What is being asked: The line containing "Decode this image" and every line after it to the end of the records: set those down exactly, without any pictures.

Task data:

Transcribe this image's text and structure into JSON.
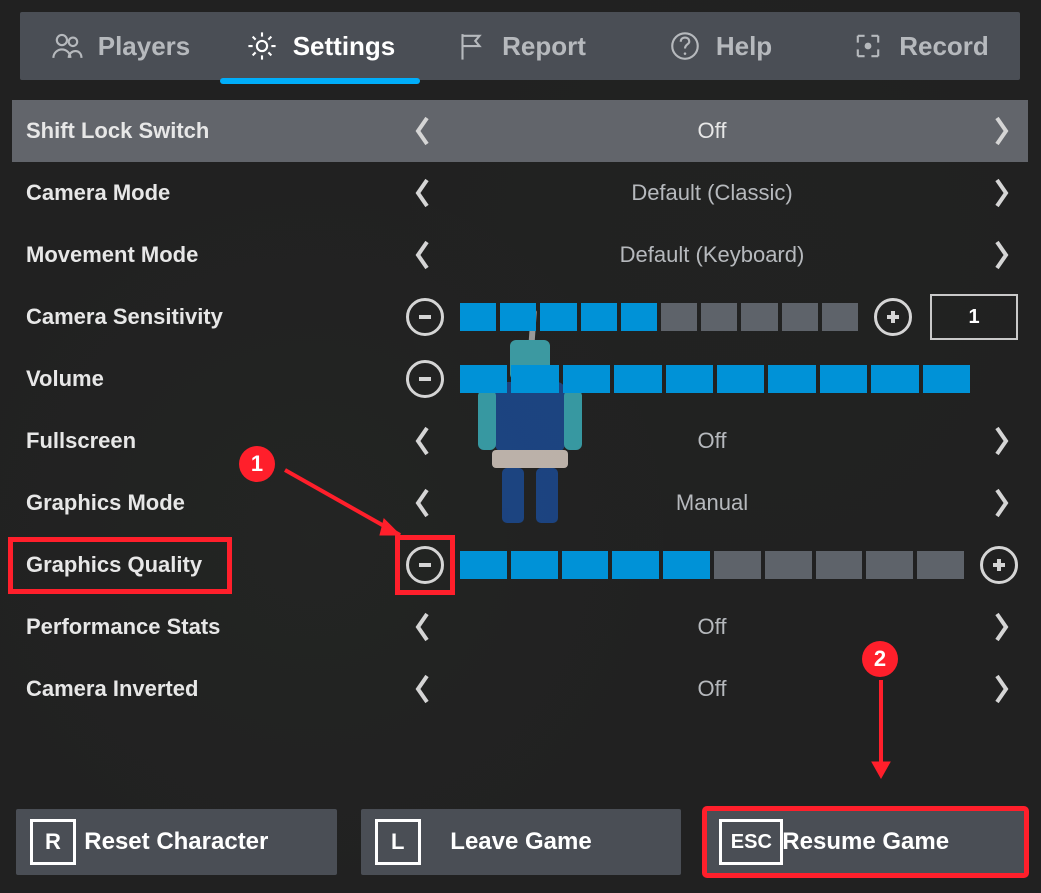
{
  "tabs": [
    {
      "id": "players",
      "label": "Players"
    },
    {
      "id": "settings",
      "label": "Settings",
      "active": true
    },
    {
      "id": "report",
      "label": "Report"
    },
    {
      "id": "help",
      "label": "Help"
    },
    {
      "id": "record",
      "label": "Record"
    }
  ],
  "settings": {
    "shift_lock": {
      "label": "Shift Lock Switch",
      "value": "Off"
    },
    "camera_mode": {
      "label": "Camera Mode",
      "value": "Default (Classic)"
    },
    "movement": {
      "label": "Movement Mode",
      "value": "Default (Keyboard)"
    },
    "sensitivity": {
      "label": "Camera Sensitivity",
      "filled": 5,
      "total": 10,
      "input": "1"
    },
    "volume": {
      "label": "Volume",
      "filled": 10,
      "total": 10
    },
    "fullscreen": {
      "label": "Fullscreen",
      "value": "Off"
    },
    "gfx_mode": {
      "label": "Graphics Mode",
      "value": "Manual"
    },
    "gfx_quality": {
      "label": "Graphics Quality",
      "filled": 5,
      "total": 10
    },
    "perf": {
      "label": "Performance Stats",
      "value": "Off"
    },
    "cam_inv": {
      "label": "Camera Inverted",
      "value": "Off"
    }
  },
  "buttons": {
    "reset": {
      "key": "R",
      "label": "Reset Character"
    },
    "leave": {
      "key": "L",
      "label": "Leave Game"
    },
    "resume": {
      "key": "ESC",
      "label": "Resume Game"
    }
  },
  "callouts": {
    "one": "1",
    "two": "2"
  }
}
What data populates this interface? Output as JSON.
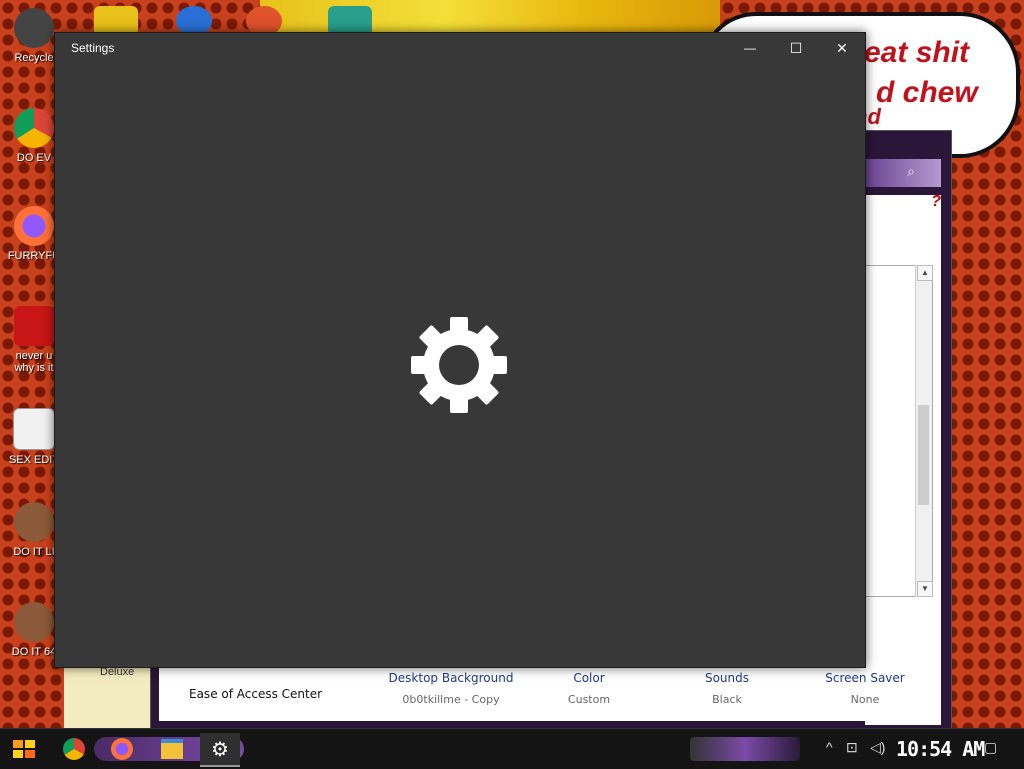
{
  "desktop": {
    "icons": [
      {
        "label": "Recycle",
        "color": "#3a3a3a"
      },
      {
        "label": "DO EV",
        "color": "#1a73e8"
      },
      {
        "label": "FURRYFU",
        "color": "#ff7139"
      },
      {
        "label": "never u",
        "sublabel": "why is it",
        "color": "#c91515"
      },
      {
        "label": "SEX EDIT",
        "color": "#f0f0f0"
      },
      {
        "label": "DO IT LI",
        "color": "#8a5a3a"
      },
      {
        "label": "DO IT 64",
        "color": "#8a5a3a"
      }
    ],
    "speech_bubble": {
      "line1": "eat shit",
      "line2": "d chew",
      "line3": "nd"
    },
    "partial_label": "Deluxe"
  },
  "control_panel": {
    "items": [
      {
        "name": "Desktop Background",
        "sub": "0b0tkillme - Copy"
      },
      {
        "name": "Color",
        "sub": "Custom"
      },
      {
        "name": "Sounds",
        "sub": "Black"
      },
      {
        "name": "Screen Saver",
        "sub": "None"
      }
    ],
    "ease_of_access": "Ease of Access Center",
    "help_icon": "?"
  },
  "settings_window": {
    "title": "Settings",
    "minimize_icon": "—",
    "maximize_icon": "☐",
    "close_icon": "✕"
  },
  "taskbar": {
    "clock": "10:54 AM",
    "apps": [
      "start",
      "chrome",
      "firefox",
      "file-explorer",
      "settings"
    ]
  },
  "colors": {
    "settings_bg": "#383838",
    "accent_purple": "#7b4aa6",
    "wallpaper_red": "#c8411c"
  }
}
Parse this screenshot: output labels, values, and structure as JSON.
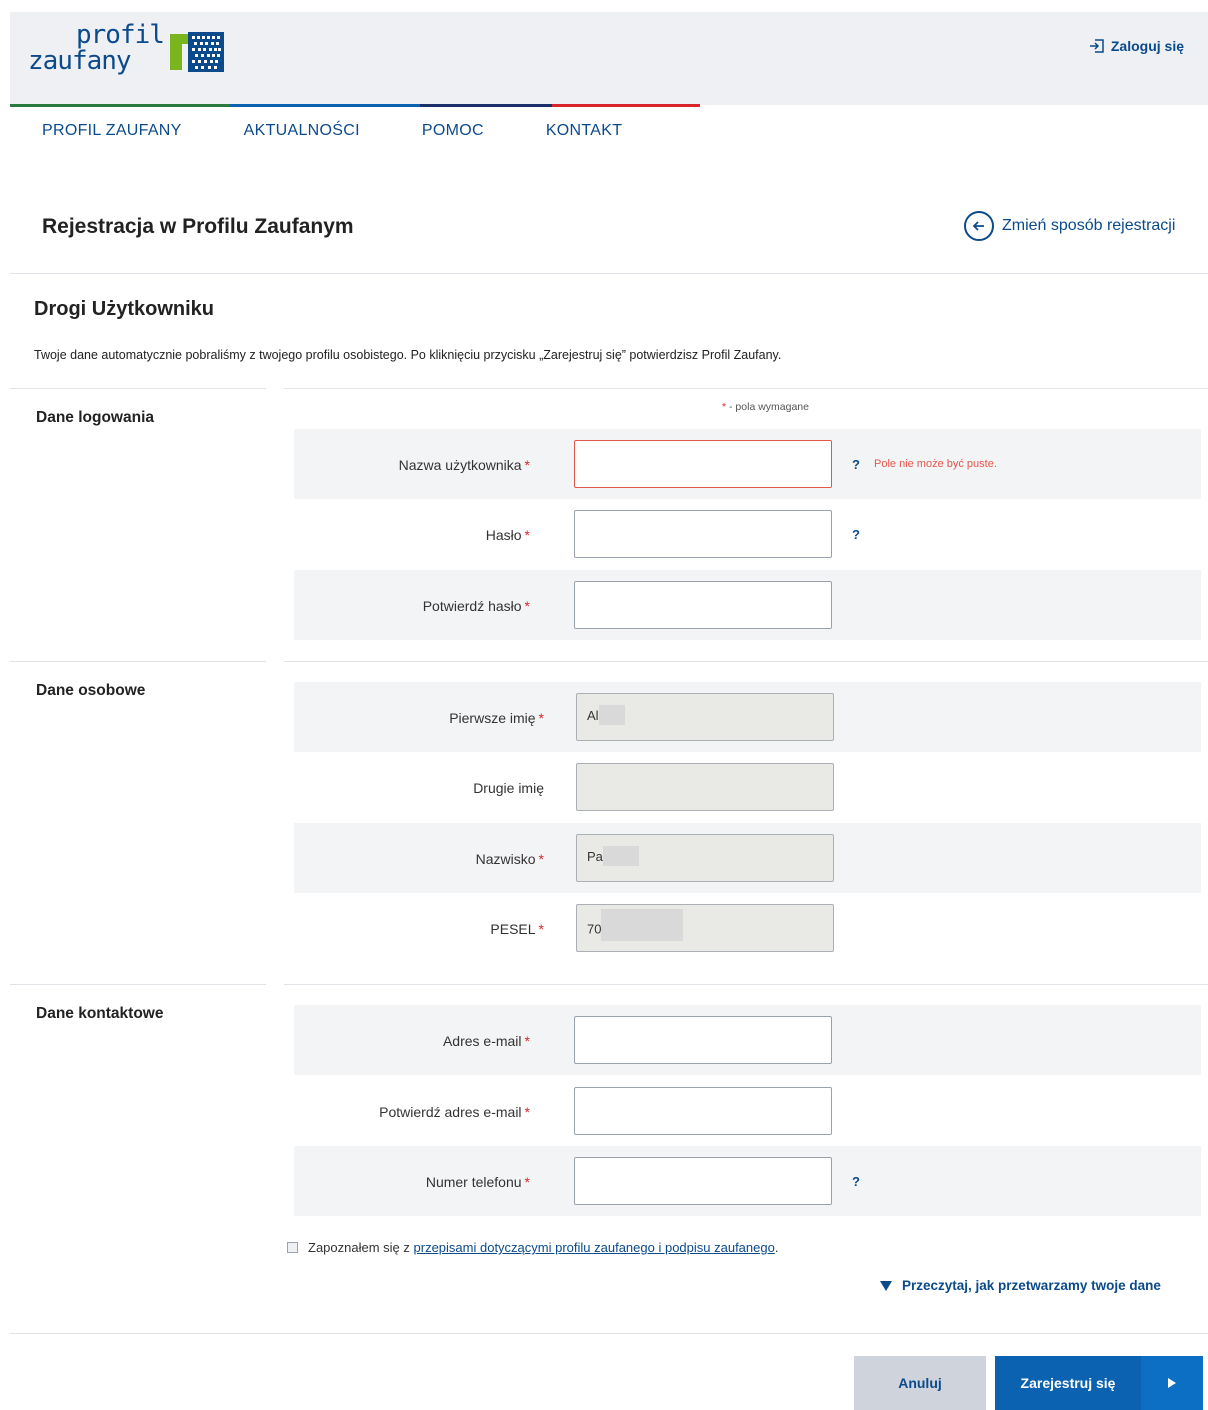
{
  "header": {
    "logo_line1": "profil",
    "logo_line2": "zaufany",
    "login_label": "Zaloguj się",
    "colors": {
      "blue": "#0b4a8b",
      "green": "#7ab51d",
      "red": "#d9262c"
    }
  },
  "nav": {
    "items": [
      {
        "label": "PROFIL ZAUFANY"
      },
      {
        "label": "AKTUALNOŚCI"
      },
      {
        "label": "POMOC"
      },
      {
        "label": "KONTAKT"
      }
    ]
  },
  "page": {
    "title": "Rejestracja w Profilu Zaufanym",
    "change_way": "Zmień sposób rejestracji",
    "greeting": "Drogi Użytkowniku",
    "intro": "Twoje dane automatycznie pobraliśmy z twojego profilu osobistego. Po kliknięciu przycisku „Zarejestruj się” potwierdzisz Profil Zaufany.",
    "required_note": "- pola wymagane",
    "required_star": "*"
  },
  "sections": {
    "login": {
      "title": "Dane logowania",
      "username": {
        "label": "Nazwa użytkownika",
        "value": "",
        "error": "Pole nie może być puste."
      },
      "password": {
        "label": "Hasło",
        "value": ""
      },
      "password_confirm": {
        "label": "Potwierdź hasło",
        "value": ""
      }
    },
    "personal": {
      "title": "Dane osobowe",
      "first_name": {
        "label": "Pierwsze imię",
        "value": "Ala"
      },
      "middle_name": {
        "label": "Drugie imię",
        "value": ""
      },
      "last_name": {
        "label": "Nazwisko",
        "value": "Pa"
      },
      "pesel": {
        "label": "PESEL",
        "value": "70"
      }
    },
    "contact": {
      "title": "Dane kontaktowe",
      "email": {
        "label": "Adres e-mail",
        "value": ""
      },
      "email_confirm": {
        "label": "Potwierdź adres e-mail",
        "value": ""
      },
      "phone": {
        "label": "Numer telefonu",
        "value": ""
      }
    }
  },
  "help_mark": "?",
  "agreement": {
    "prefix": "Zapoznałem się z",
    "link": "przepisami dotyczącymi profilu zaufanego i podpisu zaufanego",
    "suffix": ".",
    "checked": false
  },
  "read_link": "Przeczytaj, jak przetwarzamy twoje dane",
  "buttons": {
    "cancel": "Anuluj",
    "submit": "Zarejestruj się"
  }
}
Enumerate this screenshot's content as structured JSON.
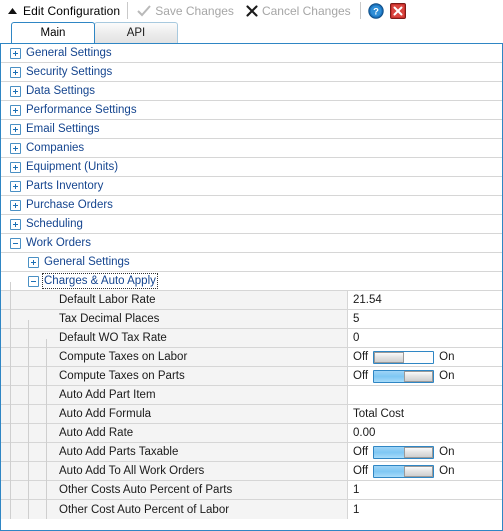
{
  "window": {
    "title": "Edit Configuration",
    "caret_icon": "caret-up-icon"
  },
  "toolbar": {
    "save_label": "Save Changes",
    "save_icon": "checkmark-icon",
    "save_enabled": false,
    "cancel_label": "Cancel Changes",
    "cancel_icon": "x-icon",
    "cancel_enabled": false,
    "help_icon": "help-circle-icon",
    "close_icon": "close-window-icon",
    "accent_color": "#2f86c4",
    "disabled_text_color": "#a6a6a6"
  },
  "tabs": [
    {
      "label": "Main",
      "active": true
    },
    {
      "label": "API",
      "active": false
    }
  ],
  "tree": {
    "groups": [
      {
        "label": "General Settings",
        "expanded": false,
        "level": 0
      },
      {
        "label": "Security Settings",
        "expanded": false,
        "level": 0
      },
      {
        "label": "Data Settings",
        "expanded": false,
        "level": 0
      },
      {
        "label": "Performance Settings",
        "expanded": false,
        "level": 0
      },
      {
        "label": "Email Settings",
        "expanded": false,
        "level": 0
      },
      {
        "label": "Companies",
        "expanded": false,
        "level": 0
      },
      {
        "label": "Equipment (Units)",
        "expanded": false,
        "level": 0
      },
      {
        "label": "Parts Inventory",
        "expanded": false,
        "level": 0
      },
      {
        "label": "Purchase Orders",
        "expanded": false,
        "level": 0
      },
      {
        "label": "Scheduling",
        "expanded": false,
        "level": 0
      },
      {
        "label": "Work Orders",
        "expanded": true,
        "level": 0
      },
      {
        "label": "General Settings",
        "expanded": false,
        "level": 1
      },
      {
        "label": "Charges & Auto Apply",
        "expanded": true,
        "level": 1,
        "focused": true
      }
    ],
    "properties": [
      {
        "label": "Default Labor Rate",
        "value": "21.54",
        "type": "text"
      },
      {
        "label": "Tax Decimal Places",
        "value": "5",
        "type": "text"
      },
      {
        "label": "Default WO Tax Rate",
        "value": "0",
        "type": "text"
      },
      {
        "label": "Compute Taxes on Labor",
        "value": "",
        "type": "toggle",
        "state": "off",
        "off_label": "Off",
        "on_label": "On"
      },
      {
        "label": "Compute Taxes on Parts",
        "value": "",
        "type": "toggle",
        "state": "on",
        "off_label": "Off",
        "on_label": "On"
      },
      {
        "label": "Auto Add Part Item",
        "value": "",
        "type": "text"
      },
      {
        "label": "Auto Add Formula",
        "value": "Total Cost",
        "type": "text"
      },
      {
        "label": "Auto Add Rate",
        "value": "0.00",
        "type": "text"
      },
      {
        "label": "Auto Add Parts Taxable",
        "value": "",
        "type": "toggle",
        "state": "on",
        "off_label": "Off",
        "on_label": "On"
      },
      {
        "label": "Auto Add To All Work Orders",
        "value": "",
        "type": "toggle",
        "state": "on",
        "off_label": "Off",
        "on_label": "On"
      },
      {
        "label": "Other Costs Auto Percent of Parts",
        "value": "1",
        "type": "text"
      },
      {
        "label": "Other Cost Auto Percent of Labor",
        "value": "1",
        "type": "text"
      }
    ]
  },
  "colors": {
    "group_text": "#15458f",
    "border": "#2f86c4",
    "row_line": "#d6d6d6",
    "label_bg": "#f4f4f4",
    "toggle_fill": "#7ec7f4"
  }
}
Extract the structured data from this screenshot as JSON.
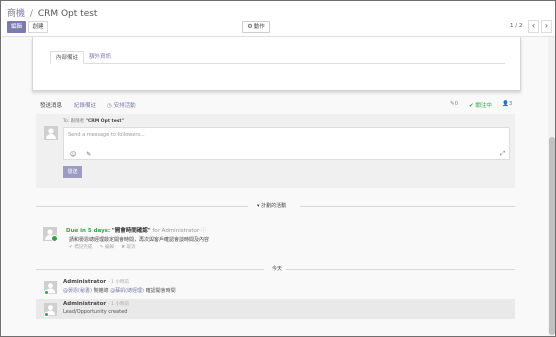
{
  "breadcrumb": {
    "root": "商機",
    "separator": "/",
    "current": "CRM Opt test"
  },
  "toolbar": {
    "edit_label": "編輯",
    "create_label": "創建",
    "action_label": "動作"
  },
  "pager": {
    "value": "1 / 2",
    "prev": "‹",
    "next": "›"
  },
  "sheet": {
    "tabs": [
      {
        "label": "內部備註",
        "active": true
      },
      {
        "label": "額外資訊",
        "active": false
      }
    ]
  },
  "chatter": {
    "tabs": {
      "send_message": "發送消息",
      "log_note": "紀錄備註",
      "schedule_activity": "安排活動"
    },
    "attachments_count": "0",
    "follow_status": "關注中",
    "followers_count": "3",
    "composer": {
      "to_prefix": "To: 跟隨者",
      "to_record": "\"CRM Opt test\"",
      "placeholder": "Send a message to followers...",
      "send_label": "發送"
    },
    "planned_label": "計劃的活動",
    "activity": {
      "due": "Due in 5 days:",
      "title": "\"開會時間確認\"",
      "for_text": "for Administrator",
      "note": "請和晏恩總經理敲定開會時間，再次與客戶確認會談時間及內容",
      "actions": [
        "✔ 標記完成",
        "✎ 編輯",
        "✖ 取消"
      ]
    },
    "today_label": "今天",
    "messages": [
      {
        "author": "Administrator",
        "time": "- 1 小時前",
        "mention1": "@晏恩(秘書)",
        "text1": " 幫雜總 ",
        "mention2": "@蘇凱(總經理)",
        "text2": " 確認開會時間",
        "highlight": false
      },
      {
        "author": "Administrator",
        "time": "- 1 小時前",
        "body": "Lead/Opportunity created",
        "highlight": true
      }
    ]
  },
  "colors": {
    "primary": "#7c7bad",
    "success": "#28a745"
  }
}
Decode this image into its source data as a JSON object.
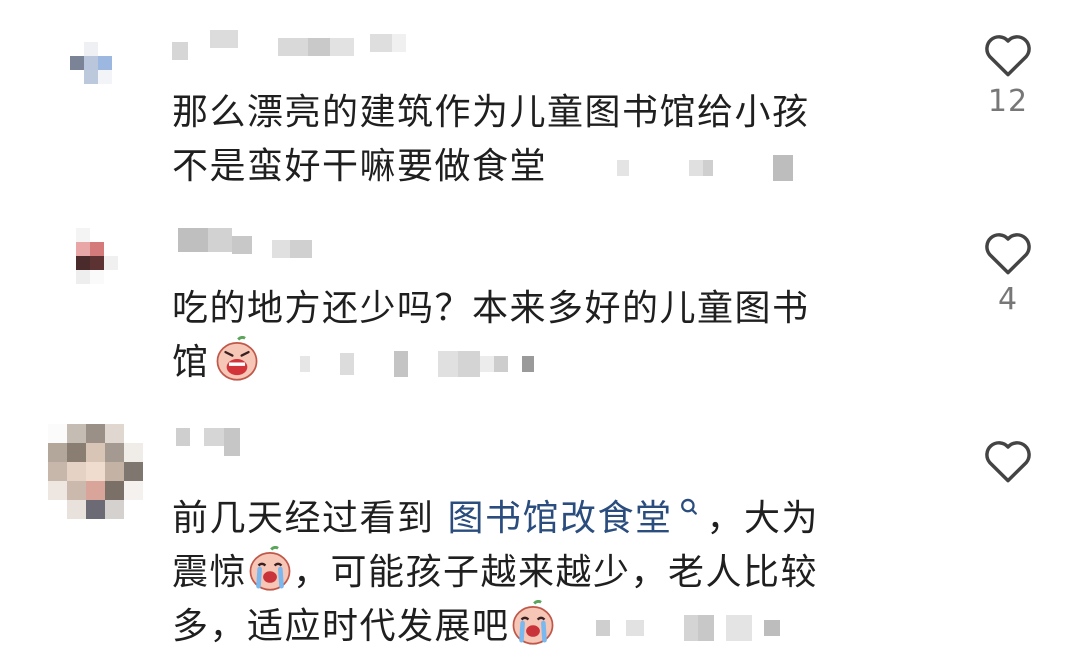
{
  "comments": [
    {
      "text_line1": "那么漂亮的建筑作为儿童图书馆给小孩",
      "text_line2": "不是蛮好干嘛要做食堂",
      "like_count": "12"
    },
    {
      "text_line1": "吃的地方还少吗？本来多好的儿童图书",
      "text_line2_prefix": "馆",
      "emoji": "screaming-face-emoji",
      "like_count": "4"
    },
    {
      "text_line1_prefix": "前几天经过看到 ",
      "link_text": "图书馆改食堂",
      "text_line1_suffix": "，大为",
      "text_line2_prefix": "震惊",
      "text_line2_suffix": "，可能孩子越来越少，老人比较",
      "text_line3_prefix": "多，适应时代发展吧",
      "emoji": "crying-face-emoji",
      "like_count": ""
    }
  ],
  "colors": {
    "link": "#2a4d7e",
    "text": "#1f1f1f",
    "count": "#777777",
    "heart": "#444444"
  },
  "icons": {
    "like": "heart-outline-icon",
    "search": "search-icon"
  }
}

Output:
Decode this image into its source data as a JSON object.
{
  "comments": [
    {
      "text_line1": "那么漂亮的建筑作为儿童图书馆给小孩",
      "text_line2": "不是蛮好干嘛要做食堂",
      "like_count": "12"
    },
    {
      "text_line1": "吃的地方还少吗？本来多好的儿童图书",
      "text_line2_prefix": "馆",
      "emoji": "screaming-face-emoji",
      "like_count": "4"
    },
    {
      "text_line1_prefix": "前几天经过看到 ",
      "link_text": "图书馆改食堂",
      "text_line1_suffix": "，大为",
      "text_line2_prefix": "震惊",
      "text_line2_suffix": "，可能孩子越来越少，老人比较",
      "text_line3_prefix": "多，适应时代发展吧",
      "emoji": "crying-face-emoji",
      "like_count": ""
    }
  ],
  "colors": {
    "link": "#2a4d7e",
    "text": "#1f1f1f",
    "count": "#777777",
    "heart": "#444444"
  },
  "icons": {
    "like": "heart-outline-icon",
    "search": "search-icon"
  }
}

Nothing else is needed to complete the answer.